PROBLEM TO SOLVE:
Once the data has been read, return all of it precisely as written.

[Start of section]

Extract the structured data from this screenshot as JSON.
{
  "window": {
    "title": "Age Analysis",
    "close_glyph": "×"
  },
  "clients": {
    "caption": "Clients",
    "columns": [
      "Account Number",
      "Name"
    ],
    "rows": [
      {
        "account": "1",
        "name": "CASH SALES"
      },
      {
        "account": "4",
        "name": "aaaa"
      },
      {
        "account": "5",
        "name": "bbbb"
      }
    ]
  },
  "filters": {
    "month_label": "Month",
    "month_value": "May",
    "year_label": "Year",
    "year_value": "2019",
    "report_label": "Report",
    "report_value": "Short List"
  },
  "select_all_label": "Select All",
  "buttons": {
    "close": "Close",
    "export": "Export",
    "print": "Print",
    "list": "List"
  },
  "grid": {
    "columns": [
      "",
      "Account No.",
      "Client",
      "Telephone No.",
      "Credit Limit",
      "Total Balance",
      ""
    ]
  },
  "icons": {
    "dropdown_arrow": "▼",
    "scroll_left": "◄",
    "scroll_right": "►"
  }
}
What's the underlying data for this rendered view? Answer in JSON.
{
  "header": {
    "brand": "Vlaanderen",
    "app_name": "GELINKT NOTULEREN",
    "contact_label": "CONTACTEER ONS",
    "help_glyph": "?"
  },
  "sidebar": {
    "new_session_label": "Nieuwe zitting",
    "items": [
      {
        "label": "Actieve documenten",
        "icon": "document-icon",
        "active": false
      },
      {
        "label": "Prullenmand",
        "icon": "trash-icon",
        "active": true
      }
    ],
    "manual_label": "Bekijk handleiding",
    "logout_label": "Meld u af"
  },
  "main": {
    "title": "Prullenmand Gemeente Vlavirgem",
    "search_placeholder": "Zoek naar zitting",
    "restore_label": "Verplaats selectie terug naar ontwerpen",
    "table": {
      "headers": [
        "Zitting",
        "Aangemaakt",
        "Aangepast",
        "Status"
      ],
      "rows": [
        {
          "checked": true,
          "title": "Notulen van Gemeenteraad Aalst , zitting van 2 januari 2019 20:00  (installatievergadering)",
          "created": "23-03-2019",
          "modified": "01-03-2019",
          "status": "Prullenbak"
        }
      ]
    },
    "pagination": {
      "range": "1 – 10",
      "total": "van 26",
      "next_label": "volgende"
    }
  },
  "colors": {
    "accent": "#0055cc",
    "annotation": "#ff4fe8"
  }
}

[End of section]

TASK ANSWER:
Extract the structured data from this screenshot as JSON.
{
  "window": {
    "title": "Age Analysis",
    "close_glyph": "×"
  },
  "clients": {
    "caption": "Clients",
    "columns": [
      "Account Number",
      "Name"
    ],
    "rows": [
      {
        "account": "1",
        "name": "CASH SALES"
      },
      {
        "account": "4",
        "name": "aaaa"
      },
      {
        "account": "5",
        "name": "bbbb"
      }
    ]
  },
  "filters": {
    "month_label": "Month",
    "month_value": "May",
    "year_label": "Year",
    "year_value": "2019",
    "report_label": "Report",
    "report_value": "Short List"
  },
  "select_all_label": "Select All",
  "buttons": {
    "close": "Close",
    "export": "Export",
    "print": "Print",
    "list": "List"
  },
  "grid": {
    "columns": [
      "",
      "Account No.",
      "Client",
      "Telephone No.",
      "Credit Limit",
      "Total Balance",
      ""
    ]
  },
  "icons": {
    "dropdown_arrow": "▼",
    "scroll_left": "◄",
    "scroll_right": "►"
  }
}
What's the underlying data for this rendered view? Answer in JSON.
{
  "header": {
    "brand": "Vlaanderen",
    "app_name": "GELINKT NOTULEREN",
    "contact_label": "CONTACTEER ONS",
    "help_glyph": "?"
  },
  "sidebar": {
    "new_session_label": "Nieuwe zitting",
    "items": [
      {
        "label": "Actieve documenten",
        "icon": "document-icon",
        "active": false
      },
      {
        "label": "Prullenmand",
        "icon": "trash-icon",
        "active": true
      }
    ],
    "manual_label": "Bekijk handleiding",
    "logout_label": "Meld u af"
  },
  "main": {
    "title": "Prullenmand Gemeente Vlavirgem",
    "search_placeholder": "Zoek naar zitting",
    "restore_label": "Verplaats selectie terug naar ontwerpen",
    "table": {
      "headers": [
        "Zitting",
        "Aangemaakt",
        "Aangepast",
        "Status"
      ],
      "rows": [
        {
          "checked": true,
          "title": "Notulen van Gemeenteraad Aalst , zitting van 2 januari 2019 20:00  (installatievergadering)",
          "created": "23-03-2019",
          "modified": "01-03-2019",
          "status": "Prullenbak"
        }
      ]
    },
    "pagination": {
      "range": "1 – 10",
      "total": "van 26",
      "next_label": "volgende"
    }
  },
  "colors": {
    "accent": "#0055cc",
    "annotation": "#ff4fe8"
  }
}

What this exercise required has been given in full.